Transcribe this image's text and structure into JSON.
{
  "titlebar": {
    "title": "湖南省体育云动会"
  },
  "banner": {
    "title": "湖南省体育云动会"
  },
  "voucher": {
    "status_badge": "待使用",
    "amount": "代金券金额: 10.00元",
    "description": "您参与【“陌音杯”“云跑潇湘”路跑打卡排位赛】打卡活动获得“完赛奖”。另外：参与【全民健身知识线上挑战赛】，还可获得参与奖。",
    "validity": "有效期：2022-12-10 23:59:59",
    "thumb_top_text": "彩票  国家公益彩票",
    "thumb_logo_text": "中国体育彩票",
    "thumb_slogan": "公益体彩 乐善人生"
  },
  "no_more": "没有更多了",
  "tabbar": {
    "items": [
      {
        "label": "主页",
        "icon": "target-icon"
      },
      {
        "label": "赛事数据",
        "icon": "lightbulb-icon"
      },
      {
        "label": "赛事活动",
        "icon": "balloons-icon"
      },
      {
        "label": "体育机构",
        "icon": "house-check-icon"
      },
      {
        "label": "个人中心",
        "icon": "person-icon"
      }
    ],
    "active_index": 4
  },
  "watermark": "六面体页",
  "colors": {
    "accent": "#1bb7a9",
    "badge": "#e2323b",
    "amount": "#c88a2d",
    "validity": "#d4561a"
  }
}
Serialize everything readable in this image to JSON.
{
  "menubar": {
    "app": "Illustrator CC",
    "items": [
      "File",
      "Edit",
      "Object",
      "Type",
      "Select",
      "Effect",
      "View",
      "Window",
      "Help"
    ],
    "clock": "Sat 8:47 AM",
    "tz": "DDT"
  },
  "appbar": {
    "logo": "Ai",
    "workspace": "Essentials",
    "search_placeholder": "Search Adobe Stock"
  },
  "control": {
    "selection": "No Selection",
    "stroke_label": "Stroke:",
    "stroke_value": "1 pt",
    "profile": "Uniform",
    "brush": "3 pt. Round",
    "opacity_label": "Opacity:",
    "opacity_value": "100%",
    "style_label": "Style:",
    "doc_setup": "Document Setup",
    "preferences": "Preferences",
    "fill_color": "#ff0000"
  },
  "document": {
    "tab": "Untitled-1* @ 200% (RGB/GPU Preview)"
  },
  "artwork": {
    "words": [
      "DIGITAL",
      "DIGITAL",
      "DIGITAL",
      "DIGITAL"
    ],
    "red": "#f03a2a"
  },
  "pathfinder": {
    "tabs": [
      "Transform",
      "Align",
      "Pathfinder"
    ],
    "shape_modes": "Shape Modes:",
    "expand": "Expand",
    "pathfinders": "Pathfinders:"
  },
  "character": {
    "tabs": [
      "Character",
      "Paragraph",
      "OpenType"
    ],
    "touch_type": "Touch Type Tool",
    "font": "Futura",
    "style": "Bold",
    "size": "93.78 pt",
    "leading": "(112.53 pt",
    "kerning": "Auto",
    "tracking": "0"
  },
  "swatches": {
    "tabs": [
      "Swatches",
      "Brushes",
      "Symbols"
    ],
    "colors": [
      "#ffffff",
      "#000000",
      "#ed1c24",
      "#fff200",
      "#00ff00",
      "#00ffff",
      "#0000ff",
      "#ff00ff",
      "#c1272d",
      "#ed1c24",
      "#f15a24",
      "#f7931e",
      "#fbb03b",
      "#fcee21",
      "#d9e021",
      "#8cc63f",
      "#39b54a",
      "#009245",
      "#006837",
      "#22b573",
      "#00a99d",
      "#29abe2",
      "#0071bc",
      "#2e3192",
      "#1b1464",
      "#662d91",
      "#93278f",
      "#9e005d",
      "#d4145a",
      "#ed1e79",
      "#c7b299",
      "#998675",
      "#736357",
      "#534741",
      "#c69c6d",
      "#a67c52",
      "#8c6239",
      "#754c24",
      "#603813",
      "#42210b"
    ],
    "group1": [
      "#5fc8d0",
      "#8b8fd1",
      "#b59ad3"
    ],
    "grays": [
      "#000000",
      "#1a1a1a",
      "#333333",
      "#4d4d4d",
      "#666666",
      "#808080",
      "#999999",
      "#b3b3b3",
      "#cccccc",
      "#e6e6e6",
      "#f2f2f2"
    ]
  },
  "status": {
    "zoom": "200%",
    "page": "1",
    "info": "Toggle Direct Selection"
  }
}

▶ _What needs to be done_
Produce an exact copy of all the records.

▶ _Written solution_
Transcribe this image's text and structure into JSON.
{
  "titlebar": {
    "title": "湖南省体育云动会"
  },
  "banner": {
    "title": "湖南省体育云动会"
  },
  "voucher": {
    "status_badge": "待使用",
    "amount": "代金券金额: 10.00元",
    "description": "您参与【“陌音杯”“云跑潇湘”路跑打卡排位赛】打卡活动获得“完赛奖”。另外：参与【全民健身知识线上挑战赛】，还可获得参与奖。",
    "validity": "有效期：2022-12-10 23:59:59",
    "thumb_top_text": "彩票  国家公益彩票",
    "thumb_logo_text": "中国体育彩票",
    "thumb_slogan": "公益体彩 乐善人生"
  },
  "no_more": "没有更多了",
  "tabbar": {
    "items": [
      {
        "label": "主页",
        "icon": "target-icon"
      },
      {
        "label": "赛事数据",
        "icon": "lightbulb-icon"
      },
      {
        "label": "赛事活动",
        "icon": "balloons-icon"
      },
      {
        "label": "体育机构",
        "icon": "house-check-icon"
      },
      {
        "label": "个人中心",
        "icon": "person-icon"
      }
    ],
    "active_index": 4
  },
  "watermark": "六面体页",
  "colors": {
    "accent": "#1bb7a9",
    "badge": "#e2323b",
    "amount": "#c88a2d",
    "validity": "#d4561a"
  }
}
Serialize everything readable in this image to JSON.
{
  "menubar": {
    "app": "Illustrator CC",
    "items": [
      "File",
      "Edit",
      "Object",
      "Type",
      "Select",
      "Effect",
      "View",
      "Window",
      "Help"
    ],
    "clock": "Sat 8:47 AM",
    "tz": "DDT"
  },
  "appbar": {
    "logo": "Ai",
    "workspace": "Essentials",
    "search_placeholder": "Search Adobe Stock"
  },
  "control": {
    "selection": "No Selection",
    "stroke_label": "Stroke:",
    "stroke_value": "1 pt",
    "profile": "Uniform",
    "brush": "3 pt. Round",
    "opacity_label": "Opacity:",
    "opacity_value": "100%",
    "style_label": "Style:",
    "doc_setup": "Document Setup",
    "preferences": "Preferences",
    "fill_color": "#ff0000"
  },
  "document": {
    "tab": "Untitled-1* @ 200% (RGB/GPU Preview)"
  },
  "artwork": {
    "words": [
      "DIGITAL",
      "DIGITAL",
      "DIGITAL",
      "DIGITAL"
    ],
    "red": "#f03a2a"
  },
  "pathfinder": {
    "tabs": [
      "Transform",
      "Align",
      "Pathfinder"
    ],
    "shape_modes": "Shape Modes:",
    "expand": "Expand",
    "pathfinders": "Pathfinders:"
  },
  "character": {
    "tabs": [
      "Character",
      "Paragraph",
      "OpenType"
    ],
    "touch_type": "Touch Type Tool",
    "font": "Futura",
    "style": "Bold",
    "size": "93.78 pt",
    "leading": "(112.53 pt",
    "kerning": "Auto",
    "tracking": "0"
  },
  "swatches": {
    "tabs": [
      "Swatches",
      "Brushes",
      "Symbols"
    ],
    "colors": [
      "#ffffff",
      "#000000",
      "#ed1c24",
      "#fff200",
      "#00ff00",
      "#00ffff",
      "#0000ff",
      "#ff00ff",
      "#c1272d",
      "#ed1c24",
      "#f15a24",
      "#f7931e",
      "#fbb03b",
      "#fcee21",
      "#d9e021",
      "#8cc63f",
      "#39b54a",
      "#009245",
      "#006837",
      "#22b573",
      "#00a99d",
      "#29abe2",
      "#0071bc",
      "#2e3192",
      "#1b1464",
      "#662d91",
      "#93278f",
      "#9e005d",
      "#d4145a",
      "#ed1e79",
      "#c7b299",
      "#998675",
      "#736357",
      "#534741",
      "#c69c6d",
      "#a67c52",
      "#8c6239",
      "#754c24",
      "#603813",
      "#42210b"
    ],
    "group1": [
      "#5fc8d0",
      "#8b8fd1",
      "#b59ad3"
    ],
    "grays": [
      "#000000",
      "#1a1a1a",
      "#333333",
      "#4d4d4d",
      "#666666",
      "#808080",
      "#999999",
      "#b3b3b3",
      "#cccccc",
      "#e6e6e6",
      "#f2f2f2"
    ]
  },
  "status": {
    "zoom": "200%",
    "page": "1",
    "info": "Toggle Direct Selection"
  }
}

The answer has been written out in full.